November 12, 2015
Sociologists publish study on healthy food availability in Topeka
Michael Miller, doctoral student; Gerad Middendorf, professor of sociology, anthropology and social work; and Spencer D. Wood, associate professor of sociology, anthropology and social work; recently published the article "Food Availability in the Heartland: Exploring the Effects of Neighborhood Racial and Income Composition" in the journal Rural Sociology.
The study examines the relationships between neighborhood racial and income composition and healthy food availability. It explores the extent to which physical and social isolation affects healthy food availability for groups marginalized by race and class.
The authors used census tract data and five-year estimates from the American Community Survey to produce maps illustrating the patterns of race and income composition in Topeka, Kansas. Included in these maps are data points illustrating the distribution of stores offering healthy foods.
The study finds that, as in the larger metro areas analyzed in the literature thus far, the distribution of healthy food stores in Topeka is similarly patterned. Neighborhoods that have a higher concentration of black and poorer households tend to have the lowest levels of healthy food availability.

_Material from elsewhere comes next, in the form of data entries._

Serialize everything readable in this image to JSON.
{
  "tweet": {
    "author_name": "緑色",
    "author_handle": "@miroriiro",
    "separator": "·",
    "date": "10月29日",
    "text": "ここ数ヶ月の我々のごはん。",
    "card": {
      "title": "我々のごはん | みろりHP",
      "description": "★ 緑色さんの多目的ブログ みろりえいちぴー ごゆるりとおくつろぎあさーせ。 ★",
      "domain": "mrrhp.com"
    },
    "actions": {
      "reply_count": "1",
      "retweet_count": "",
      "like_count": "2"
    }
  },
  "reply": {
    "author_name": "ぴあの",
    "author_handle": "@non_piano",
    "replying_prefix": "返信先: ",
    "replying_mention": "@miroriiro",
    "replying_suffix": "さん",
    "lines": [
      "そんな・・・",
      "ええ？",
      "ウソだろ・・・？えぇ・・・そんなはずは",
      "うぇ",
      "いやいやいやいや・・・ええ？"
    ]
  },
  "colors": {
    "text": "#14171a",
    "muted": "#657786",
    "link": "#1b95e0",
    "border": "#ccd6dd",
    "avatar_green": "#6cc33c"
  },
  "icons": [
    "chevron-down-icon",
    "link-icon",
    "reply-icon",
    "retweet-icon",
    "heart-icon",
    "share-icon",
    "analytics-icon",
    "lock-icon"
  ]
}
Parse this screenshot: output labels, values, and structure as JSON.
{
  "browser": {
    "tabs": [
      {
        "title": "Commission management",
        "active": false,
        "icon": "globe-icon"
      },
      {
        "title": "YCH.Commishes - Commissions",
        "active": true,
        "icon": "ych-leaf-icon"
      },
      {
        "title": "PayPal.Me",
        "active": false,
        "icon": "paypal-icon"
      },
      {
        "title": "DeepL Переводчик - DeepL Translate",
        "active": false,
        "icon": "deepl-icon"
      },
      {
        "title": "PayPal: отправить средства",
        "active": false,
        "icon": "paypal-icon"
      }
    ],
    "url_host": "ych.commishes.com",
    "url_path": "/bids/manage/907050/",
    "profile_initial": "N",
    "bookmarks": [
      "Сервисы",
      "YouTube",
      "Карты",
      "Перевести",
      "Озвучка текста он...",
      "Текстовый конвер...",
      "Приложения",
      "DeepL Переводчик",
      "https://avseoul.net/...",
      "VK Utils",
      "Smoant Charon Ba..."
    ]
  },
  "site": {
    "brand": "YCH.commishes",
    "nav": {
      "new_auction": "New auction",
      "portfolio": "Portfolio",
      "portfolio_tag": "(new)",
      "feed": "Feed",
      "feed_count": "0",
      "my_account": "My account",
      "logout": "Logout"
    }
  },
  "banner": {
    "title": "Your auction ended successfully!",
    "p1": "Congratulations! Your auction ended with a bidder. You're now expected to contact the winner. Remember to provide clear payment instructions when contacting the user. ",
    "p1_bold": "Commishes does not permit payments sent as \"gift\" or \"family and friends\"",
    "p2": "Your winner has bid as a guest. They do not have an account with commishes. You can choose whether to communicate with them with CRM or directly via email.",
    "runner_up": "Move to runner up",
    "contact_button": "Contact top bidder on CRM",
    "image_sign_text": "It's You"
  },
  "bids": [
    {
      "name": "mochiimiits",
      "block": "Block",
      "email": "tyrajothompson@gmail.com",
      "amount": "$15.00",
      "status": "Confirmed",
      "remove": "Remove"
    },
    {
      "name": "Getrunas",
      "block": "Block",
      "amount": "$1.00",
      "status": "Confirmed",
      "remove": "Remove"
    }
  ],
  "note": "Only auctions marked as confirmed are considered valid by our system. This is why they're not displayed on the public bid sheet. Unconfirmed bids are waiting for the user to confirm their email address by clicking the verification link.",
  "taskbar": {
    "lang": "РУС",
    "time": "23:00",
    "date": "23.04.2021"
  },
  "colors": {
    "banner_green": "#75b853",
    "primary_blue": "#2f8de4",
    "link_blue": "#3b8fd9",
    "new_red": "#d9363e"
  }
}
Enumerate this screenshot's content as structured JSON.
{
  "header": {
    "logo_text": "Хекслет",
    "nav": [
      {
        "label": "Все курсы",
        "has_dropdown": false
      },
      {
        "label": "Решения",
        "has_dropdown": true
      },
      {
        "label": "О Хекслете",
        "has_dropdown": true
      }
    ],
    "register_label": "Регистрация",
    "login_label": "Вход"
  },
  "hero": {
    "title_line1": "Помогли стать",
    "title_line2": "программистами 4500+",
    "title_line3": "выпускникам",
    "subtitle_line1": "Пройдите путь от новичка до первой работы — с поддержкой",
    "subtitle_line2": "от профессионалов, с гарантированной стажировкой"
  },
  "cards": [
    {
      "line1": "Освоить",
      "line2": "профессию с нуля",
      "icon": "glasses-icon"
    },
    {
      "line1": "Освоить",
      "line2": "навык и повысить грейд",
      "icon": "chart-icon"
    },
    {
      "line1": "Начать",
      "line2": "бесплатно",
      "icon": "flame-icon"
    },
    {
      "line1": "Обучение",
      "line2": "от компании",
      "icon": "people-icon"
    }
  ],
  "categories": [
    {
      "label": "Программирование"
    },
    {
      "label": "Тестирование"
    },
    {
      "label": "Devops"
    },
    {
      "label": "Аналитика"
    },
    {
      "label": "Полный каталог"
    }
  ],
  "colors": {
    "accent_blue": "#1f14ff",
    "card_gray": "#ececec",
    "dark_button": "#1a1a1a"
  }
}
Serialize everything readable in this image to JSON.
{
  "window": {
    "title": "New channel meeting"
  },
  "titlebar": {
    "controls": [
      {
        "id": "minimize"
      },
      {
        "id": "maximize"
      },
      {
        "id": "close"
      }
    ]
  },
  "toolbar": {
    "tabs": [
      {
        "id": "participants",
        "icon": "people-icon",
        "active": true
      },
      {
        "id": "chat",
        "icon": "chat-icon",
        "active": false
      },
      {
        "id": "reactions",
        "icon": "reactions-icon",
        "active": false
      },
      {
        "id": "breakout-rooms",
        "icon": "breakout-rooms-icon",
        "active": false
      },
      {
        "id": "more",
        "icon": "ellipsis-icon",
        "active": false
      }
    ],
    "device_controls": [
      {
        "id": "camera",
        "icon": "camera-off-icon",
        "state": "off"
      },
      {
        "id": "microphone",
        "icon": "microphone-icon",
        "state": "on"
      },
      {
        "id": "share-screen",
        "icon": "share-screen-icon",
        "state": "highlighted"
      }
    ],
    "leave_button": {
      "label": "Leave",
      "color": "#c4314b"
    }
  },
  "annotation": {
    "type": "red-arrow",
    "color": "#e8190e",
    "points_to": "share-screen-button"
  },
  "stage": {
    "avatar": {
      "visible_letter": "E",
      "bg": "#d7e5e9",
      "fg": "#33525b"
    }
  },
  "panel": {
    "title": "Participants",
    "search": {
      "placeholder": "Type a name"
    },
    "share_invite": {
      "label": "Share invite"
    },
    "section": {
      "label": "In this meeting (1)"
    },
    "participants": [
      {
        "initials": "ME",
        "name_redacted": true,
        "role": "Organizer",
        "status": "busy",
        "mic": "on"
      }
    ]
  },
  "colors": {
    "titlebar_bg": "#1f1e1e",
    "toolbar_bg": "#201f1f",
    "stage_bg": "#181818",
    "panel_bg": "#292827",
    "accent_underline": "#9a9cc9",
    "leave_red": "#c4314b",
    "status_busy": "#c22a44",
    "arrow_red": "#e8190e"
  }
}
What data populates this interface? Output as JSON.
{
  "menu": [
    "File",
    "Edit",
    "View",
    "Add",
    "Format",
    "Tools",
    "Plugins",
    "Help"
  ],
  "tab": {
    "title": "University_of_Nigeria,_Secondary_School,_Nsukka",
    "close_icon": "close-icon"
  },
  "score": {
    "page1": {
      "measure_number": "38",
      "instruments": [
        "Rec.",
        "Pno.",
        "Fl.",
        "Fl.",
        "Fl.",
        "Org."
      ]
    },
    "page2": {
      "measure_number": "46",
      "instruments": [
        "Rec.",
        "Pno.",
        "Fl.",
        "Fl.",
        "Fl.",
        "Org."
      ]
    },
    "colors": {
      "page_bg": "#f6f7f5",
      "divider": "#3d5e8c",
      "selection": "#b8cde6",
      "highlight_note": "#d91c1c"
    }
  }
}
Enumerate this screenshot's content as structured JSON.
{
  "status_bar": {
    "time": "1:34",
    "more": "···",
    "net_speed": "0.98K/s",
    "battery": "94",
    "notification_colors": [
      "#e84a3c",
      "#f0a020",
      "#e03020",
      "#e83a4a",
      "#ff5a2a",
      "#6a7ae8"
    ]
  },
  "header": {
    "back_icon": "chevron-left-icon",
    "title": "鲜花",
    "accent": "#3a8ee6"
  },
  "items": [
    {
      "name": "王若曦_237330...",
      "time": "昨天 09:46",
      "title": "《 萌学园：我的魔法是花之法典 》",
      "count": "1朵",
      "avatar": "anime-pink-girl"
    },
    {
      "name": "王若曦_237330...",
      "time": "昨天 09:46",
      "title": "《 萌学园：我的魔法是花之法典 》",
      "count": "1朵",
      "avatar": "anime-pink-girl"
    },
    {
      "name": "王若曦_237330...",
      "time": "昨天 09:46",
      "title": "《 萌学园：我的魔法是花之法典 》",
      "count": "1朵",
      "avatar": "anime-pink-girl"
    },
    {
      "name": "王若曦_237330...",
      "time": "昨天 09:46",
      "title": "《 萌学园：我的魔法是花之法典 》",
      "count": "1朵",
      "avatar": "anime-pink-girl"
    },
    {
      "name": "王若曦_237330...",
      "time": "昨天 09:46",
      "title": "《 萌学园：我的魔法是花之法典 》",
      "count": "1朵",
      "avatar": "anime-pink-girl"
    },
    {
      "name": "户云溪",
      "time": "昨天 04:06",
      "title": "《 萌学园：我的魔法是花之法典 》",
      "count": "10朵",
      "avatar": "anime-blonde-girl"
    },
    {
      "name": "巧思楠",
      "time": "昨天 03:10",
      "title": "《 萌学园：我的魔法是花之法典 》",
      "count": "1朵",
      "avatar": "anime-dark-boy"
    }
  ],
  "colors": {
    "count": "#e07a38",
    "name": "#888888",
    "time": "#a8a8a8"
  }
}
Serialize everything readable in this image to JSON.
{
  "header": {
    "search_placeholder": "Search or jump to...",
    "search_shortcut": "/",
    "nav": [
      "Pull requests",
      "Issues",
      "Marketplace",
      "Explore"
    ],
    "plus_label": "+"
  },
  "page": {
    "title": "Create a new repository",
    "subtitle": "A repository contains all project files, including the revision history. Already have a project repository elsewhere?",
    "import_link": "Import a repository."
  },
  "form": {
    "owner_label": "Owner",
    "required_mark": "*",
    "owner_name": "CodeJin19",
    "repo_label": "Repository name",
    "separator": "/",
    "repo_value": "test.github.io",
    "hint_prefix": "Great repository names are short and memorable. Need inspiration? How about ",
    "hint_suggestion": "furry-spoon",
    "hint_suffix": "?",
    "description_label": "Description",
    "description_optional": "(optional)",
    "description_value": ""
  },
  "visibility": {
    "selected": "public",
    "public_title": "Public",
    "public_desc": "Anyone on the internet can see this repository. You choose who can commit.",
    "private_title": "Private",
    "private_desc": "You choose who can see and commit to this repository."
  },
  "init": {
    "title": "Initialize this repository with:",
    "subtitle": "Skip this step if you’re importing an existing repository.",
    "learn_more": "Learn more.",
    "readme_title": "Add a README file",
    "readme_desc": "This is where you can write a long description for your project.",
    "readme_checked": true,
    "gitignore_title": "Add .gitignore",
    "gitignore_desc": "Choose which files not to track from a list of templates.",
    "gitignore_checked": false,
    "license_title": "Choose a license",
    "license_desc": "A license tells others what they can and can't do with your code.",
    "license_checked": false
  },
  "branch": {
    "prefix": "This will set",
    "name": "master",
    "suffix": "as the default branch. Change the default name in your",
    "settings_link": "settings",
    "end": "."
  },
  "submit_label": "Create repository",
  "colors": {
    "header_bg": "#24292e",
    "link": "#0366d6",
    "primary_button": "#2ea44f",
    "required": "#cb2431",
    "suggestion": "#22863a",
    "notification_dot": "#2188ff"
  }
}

The article was based on Miller's master's thesis at Kansas State University in 2012.